**BRIEF:**
Search the data for "colors". Each line containing it is to be copied.

-------- INPUT DATA --------

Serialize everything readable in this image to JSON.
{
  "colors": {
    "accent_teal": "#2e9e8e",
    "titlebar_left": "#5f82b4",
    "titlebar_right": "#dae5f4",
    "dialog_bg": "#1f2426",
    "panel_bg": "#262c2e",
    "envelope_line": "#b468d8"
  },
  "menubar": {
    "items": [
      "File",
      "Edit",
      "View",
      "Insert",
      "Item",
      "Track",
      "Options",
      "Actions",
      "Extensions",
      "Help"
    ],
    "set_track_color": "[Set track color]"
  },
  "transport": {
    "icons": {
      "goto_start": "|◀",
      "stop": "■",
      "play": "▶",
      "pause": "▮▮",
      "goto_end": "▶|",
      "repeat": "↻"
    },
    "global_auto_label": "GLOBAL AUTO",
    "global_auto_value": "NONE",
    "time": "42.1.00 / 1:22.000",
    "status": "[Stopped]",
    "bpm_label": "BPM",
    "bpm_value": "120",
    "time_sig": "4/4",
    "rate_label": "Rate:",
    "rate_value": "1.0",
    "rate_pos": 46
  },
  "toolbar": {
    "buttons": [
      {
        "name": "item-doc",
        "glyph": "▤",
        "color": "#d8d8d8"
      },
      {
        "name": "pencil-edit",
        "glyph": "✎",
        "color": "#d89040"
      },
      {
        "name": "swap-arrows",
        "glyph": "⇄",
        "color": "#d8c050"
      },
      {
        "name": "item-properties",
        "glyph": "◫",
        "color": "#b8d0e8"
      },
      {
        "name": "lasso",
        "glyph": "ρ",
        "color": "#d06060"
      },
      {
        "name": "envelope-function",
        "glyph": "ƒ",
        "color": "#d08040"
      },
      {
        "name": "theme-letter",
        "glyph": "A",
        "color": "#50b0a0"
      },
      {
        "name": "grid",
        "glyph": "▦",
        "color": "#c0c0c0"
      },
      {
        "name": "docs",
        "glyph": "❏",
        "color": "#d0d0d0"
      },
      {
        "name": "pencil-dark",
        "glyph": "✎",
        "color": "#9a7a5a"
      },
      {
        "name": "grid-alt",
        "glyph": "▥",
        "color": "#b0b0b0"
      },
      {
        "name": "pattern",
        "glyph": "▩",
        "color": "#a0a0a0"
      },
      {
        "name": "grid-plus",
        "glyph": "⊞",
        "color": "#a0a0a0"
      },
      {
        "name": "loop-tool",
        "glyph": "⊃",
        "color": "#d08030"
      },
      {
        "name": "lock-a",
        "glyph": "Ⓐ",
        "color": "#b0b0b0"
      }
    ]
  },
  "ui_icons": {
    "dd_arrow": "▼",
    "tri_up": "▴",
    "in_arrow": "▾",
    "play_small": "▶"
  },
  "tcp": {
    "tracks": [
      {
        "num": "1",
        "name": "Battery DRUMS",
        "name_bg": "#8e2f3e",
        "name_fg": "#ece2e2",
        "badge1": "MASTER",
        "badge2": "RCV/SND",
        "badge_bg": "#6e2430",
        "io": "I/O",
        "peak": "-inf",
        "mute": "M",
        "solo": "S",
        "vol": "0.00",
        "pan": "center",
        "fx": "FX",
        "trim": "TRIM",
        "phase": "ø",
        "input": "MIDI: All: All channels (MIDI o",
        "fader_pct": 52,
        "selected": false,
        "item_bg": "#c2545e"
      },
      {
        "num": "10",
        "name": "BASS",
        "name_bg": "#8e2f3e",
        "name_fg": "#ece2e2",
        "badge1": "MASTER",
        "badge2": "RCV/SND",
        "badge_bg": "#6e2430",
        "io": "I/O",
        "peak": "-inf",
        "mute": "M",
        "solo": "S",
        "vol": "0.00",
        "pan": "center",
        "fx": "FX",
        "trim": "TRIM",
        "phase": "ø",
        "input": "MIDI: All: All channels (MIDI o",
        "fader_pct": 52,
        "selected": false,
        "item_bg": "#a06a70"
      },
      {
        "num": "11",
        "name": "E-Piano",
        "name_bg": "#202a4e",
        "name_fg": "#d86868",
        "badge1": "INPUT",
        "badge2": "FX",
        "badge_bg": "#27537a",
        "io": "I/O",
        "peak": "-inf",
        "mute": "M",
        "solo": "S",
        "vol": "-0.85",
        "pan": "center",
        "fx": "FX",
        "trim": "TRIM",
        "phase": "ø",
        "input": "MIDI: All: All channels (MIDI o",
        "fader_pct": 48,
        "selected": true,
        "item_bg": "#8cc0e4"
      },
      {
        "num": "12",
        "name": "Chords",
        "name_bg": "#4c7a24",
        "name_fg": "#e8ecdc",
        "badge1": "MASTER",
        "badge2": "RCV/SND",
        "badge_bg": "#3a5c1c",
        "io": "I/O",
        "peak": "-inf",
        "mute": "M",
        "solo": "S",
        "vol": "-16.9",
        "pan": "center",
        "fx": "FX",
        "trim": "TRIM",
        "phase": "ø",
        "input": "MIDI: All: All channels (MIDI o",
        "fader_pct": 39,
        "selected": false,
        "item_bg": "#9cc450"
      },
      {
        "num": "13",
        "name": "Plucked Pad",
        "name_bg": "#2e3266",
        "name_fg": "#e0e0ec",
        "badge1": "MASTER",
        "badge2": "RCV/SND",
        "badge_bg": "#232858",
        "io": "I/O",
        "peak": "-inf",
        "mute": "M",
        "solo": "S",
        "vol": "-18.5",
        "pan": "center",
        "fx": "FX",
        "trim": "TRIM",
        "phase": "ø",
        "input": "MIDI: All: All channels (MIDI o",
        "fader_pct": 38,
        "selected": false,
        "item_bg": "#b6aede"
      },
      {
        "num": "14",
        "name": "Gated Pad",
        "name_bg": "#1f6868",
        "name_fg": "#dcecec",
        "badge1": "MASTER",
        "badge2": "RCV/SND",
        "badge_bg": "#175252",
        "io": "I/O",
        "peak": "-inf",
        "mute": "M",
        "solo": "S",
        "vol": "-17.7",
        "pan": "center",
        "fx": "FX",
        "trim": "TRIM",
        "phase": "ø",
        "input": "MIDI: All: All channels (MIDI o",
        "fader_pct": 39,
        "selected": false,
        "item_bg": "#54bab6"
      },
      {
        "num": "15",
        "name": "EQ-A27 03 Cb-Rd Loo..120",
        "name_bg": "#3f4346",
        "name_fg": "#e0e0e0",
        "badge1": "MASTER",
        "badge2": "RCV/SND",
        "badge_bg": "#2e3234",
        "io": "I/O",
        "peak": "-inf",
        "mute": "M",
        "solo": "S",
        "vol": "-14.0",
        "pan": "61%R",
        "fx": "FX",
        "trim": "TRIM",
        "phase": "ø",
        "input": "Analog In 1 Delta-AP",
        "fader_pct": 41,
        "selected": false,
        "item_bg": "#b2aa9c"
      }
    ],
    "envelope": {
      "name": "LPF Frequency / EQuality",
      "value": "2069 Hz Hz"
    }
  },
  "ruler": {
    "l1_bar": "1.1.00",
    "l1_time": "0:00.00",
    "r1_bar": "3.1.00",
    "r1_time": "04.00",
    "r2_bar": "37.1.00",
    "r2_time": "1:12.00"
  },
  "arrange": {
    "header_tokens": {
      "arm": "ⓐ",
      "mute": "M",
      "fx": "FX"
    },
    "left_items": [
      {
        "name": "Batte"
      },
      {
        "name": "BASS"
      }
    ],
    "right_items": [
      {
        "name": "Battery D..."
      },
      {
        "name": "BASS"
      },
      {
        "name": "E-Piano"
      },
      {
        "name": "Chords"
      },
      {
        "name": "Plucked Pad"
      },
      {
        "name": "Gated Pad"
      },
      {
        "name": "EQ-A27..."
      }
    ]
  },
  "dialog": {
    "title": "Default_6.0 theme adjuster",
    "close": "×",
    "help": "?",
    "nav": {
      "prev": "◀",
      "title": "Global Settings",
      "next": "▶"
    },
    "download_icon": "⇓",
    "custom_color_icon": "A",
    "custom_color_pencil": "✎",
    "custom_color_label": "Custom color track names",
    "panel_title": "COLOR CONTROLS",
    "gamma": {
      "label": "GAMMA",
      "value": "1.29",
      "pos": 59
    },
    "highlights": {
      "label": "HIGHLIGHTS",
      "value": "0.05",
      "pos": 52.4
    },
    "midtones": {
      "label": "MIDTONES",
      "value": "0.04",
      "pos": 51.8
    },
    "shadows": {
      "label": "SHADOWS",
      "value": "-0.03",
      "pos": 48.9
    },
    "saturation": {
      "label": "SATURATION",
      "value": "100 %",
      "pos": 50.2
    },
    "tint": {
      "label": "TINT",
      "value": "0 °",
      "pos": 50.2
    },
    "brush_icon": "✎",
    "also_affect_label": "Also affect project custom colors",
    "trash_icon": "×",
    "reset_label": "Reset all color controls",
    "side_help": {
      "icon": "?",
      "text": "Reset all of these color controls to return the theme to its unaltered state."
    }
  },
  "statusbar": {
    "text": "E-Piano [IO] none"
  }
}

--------

**FINAL ANSWER:**
  "colors": {
    "also_affect_label": "Also affect project custom colors",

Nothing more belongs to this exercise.